The justification for altering the NASB translation (and all English translations surveyed) stems from the accents in the Masoretic text of Psalm 54.  The accents represent important punctuation and interpretation considerations. Waltke and O’Connor write (An Introduction to Biblical Hebrew Syntax, para. 1.6.4), “The accent system punctuates the text and is therefore a very important feature in its syntactic analysis. . . . . “At present it is best to consider the accents as an early and relatively reliable witness to a correct interpretation of the text.”


The significant disjunctive accent in Psalm 54:4a (Deḥî or Ṭiphḥā, Gesenius’ Hebrew Grammar, para. 15h) also occurs on the vocatives “O God” of verses 1 and 2. A disjunctive accent represents a syntactical break or pause before the following words. In verse 3 “God” also appears but with a conjunctive accent (Ṭarḥā, Gesenius’ Hebrew Grammar, para. 15i) that joins it to the following term without a pause or break. Thus, the Masoretes, who formalized the pronunciation and interpretation of the text of the Hebrew Bible, indicated a pause after “Behold God” making the participle, “[He who is helping]” (עזר), function as a relative clause (Waltke and O’Connor (An Introduction to Biblical Hebrew Syntax, para. 37.5) as in the above altered NASB translation.

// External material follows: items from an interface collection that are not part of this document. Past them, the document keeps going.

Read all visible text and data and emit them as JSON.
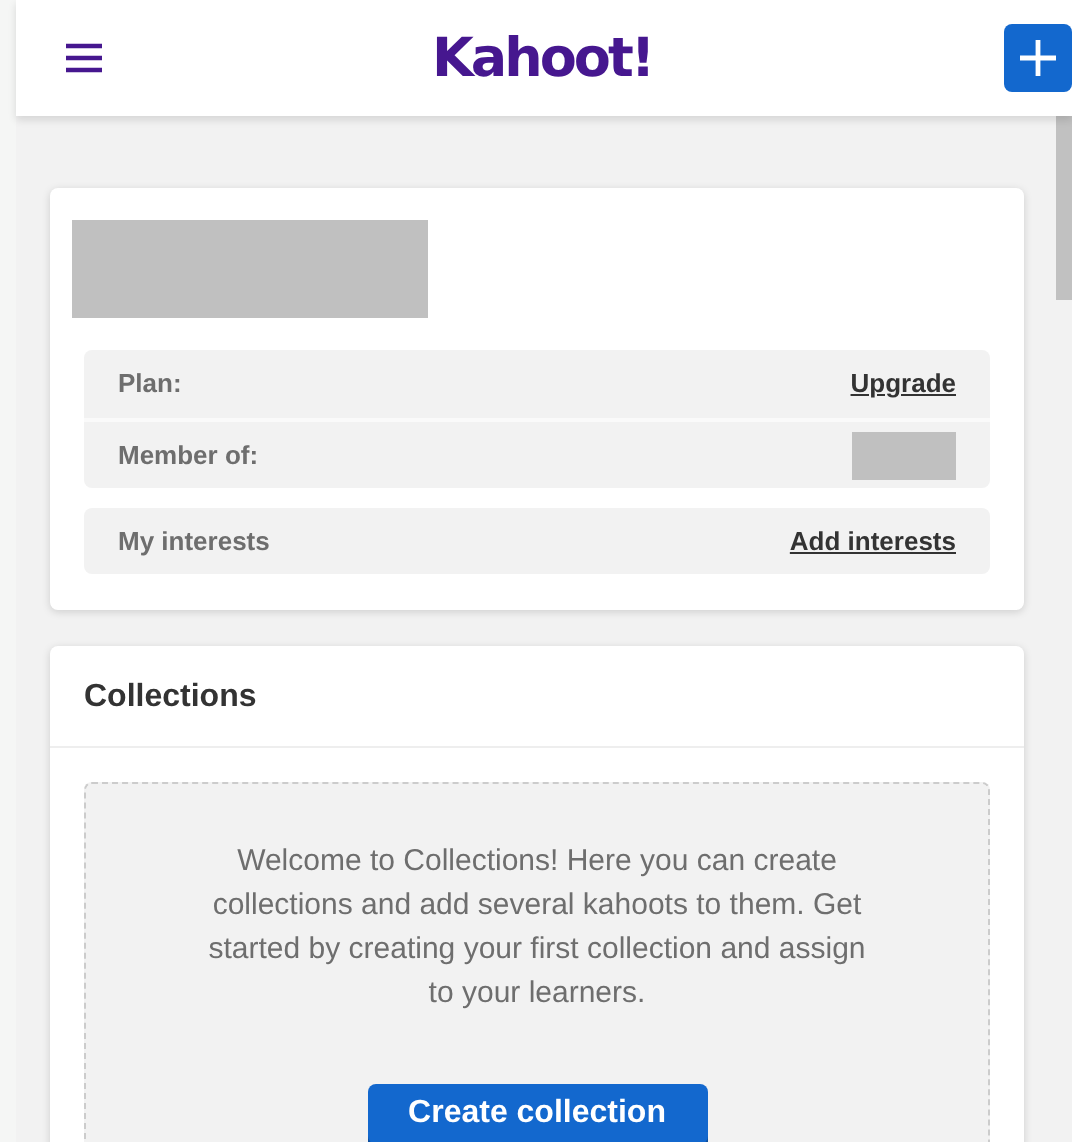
{
  "header": {
    "logo": "Kahoot!"
  },
  "profile": {
    "groups": [
      [
        {
          "label": "Plan:",
          "link": "Upgrade"
        },
        {
          "label": "Member of:"
        }
      ],
      [
        {
          "label": "My interests",
          "link": "Add interests"
        }
      ]
    ]
  },
  "collections": {
    "title": "Collections",
    "message": "Welcome to Collections! Here you can create collections and add several kahoots to them. Get started by creating your first collection and assign to your learners.",
    "button": "Create collection"
  }
}
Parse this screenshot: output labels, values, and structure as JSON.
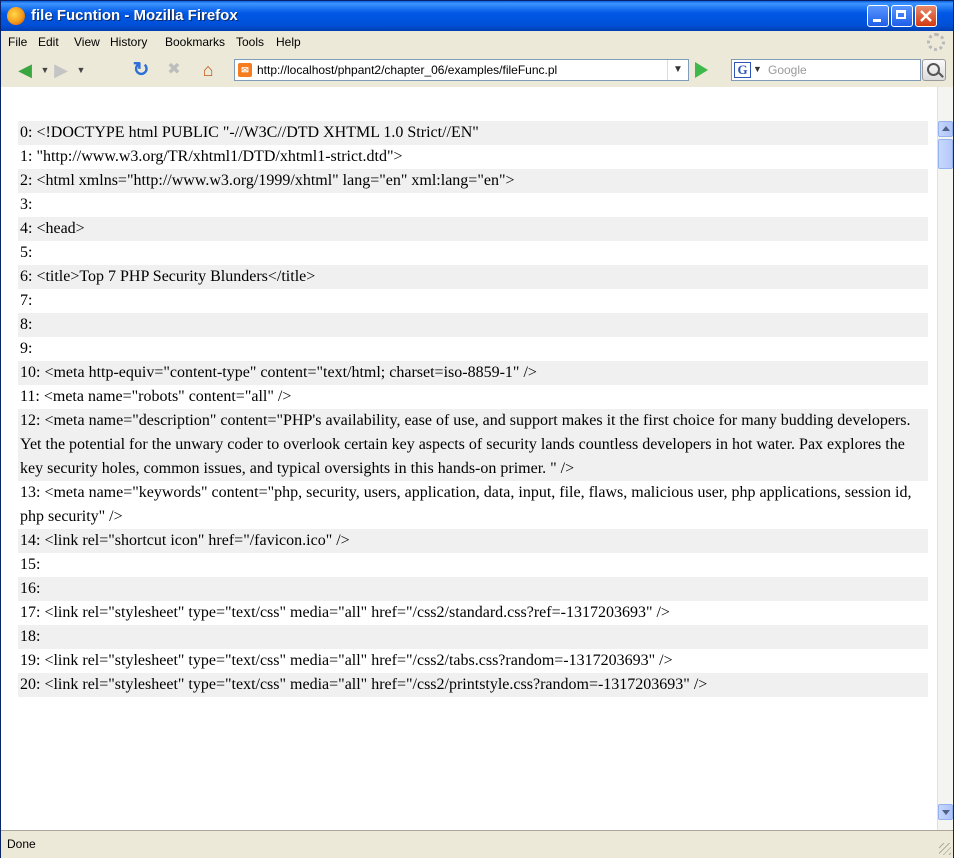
{
  "window": {
    "title": "file Fucntion - Mozilla Firefox"
  },
  "menu": [
    "File",
    "Edit",
    "View",
    "History",
    "Bookmarks",
    "Tools",
    "Help"
  ],
  "navigation": {
    "url": "http://localhost/phpant2/chapter_06/examples/fileFunc.pl",
    "search_placeholder": "Google",
    "search_engine": "G"
  },
  "lines": [
    "0: <!DOCTYPE html PUBLIC \"-//W3C//DTD XHTML 1.0 Strict//EN\"",
    "1: \"http://www.w3.org/TR/xhtml1/DTD/xhtml1-strict.dtd\">",
    "2: <html xmlns=\"http://www.w3.org/1999/xhtml\" lang=\"en\" xml:lang=\"en\">",
    "3:",
    "4: <head>",
    "5:",
    "6: <title>Top 7 PHP Security Blunders</title>",
    "7:",
    "8:",
    "9:",
    "10: <meta http-equiv=\"content-type\" content=\"text/html; charset=iso-8859-1\" />",
    "11: <meta name=\"robots\" content=\"all\" />",
    "12: <meta name=\"description\" content=\"PHP's availability, ease of use, and support makes it the first choice for many budding developers. Yet the potential for the unwary coder to overlook certain key aspects of security lands countless developers in hot water. Pax explores the key security holes, common issues, and typical oversights in this hands-on primer. \" />",
    "13: <meta name=\"keywords\" content=\"php, security, users, application, data, input, file, flaws, malicious user, php applications, session id, php security\" />",
    "14: <link rel=\"shortcut icon\" href=\"/favicon.ico\" />",
    "15:",
    "16:",
    "17: <link rel=\"stylesheet\" type=\"text/css\" media=\"all\" href=\"/css2/standard.css?ref=-1317203693\" />",
    "18:",
    "19: <link rel=\"stylesheet\" type=\"text/css\" media=\"all\" href=\"/css2/tabs.css?random=-1317203693\" />",
    "20: <link rel=\"stylesheet\" type=\"text/css\" media=\"all\" href=\"/css2/printstyle.css?random=-1317203693\" />"
  ],
  "status": {
    "text": "Done"
  },
  "colors": {
    "titlebar": "#0050d8",
    "alt_row": "#f0f0f0"
  }
}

At the center of the psalm, the demonstrative interjection “Behold” [הִנֵּ֣ה] abruptly “calls attention to the following noun” (Koehler, Baumgartner, The Hebrew and Aramaic Lexicon of the Old Testament, 252; see also Brown, Driver, Briggs. Enhanced Brown-Driver-Briggs Hebrew and English Lexicon, 244-45, a. “pointing to persons”). This interjection along with the disjunctive accent on God (אֱ֭לֹהִים) takes center stage in the psalmist’s psyche. Meditating on the attributes of God soothes his soul and energizes his faith. Additional support for this emphasis on God’s attributes is the two-fold use of the “name” (שֵם, verses 3, 8), a term that “frequently means reputation,” or signifies “the nature or attributes of the person named” (Ross, Dictionary of Old Testament Theology & Exegesis, Vol. 4, 150). Contemplating God by the psalmist immediately evolved into a revived spirit and confidence in the positive outcome of his troubles.

Summary